The Glory Sound Prep tour was everything I needed and more in one night of musical excellence.
It all started out with a band by the name of Lawrence. Lawrence the Band is a US-based soul-pop group founded by New York City-raised siblings Clyde Lawrence and Gracie Lawrence who have been singing, performing, and writing songs together since their early childhood. Now, Lawrence is an eight-piece soul-pop group who was the first act signed to Jon Bellion’s record label. Clyde Lawrence was not at the Armory because he was off scoring a film so the night was left to Gracie and the band.
With the line circling the block making their way into the doors of the Armory, a group of loyal Lawrence fans screamed as the band took the stage. Every member of the band was full of energy and the crowd could feel it. Songs like Make a Move had the crowd jumping along with the energetic horns and screaming with every whip of Gracie’s hair as she sang her heart out. To say that her voice was impressive would be an understatement. She had the energy and the voice to fill the expansive Armory main room on her own and when you pair that with the incredible guitar, gorgeous horns and drums, you have a set worth waiting in line for.
The great thing about Lawrence was how visually appreciative they were of everyone in the room.
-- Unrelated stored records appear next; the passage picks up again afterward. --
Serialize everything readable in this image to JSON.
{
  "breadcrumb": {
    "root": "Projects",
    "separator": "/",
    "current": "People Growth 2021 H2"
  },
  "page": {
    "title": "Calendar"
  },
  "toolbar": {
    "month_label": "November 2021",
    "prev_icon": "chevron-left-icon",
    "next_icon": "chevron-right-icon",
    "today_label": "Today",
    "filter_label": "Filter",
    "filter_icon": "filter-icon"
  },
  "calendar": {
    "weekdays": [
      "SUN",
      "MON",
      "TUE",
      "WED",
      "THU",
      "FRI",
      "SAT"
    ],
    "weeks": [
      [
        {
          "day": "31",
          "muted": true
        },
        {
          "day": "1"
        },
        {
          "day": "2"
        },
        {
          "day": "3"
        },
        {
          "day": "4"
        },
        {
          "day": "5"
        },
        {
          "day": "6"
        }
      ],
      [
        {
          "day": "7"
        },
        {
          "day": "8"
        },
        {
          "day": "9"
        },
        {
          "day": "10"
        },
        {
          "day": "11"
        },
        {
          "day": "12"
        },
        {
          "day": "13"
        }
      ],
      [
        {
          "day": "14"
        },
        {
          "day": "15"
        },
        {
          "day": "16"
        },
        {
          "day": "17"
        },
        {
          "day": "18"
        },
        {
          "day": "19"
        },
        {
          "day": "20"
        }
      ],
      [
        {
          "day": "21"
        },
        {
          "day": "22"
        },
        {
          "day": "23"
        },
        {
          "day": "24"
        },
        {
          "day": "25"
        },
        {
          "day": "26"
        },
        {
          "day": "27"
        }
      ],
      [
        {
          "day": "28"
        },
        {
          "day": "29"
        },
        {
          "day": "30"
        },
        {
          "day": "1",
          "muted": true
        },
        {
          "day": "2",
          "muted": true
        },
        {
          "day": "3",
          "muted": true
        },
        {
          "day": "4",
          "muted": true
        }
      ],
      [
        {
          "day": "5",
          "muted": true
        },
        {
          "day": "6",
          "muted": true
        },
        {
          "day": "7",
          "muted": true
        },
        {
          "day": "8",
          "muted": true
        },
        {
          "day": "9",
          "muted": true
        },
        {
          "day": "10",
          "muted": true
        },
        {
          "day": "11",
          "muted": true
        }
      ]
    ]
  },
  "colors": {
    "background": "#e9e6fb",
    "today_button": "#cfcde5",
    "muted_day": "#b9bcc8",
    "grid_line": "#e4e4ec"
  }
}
You could tell that they had a passion for the music they were playing and were excited every single time they took the stage. I will be seeing this band again you have my word.
The sold-out Armory was an impressive sight when the house lights came on. It wasn’t long after Lawrence was done before Marc E. Bassy took the stage. He came out in a leather jacket over the top of an all-white outfit. He carried himself with confidence and it seemed like the whole front row was swooning as he sang. With 3 million monthly listeners it wasn’t a surprise when the whole Armory seemed to sing along to songs like Dirty Water, You & Me, and Morning. The man is an impressive artist, he sounded just as great live as he does on his Spotify and he sure knows how to put a show.With the sun setting outside on the Minneapolis skyline the show was just getting started inside the Armory. The stage was set and thousands of eager fans were anxiously awaiting the Glory Sound Prep artist’s arrival.
Darkness fell over the armory and a string of green began glowing high on the stage. One familiar voice rang out over the venue, “Y’all better jump when this hits.” The music started and the sounds of adoration from the audience almost drowned out the sound of Jon Bellion’s song JT.
I don’t think I’ve ever had my jaw drop like it did in those moments. Bellion wore the same jacket that he does in the Stupid Deep music video. The royal blue coat with gold accents looked even better in person than it did in the videos and it brought the human into the music. Bellion paraded from one side of the stage to the other belting out lyrics. Lights reached to the heavens and I was stuck mouth open looking up at everything unfolding in front of me.
The energy was high but Jon Bellion slowed it down for a moment with the song “Conversations With My Wife.” The lights went low and an array of stars lit up behind the artist. Every lighter and phone light in the venue was raised to the sky as people swayed along to the music.
Shortly after the energy was brought right back up when Bellion challenged his band, whoever couldn’t keep up had to do 100 push-ups after the show. The band would play something and then Bellion would sing it back acapella. I sat there in awe, I knew the man was talented but this was just showing off.
The night raged on as Bellion worked through his new music and got into the classics like Guillotine and All Time Low. It wasn’t long before we heard goodnight and Bellion left the stage to deafening cheers. The lights went dark and chants filled the room begging for an encore. He ended up playing two extra songs, the first was an emotional acoustic rendition of Woke the F*ck Up that gave the song a new beauty and depth followed by an absolutely nuts live performance of Good Things Fall Apart.
Bellion took the crowd on a journey with him, he wasn’t being someone the industry wanted him to be, he was being himself. Millions of listeners and a loyal following hadn’t turned the man to a sell-out, it turned him into an inspiration. Giving fans a reason to disconnect from their phones, be in the moment and be themselves. The night was packed with amazing music from start to finish and it’s a night I would love to relive over and over. Bellion is easily one of the best artists right now and seeing him live was a dream come true. If you can make another tour date, do it.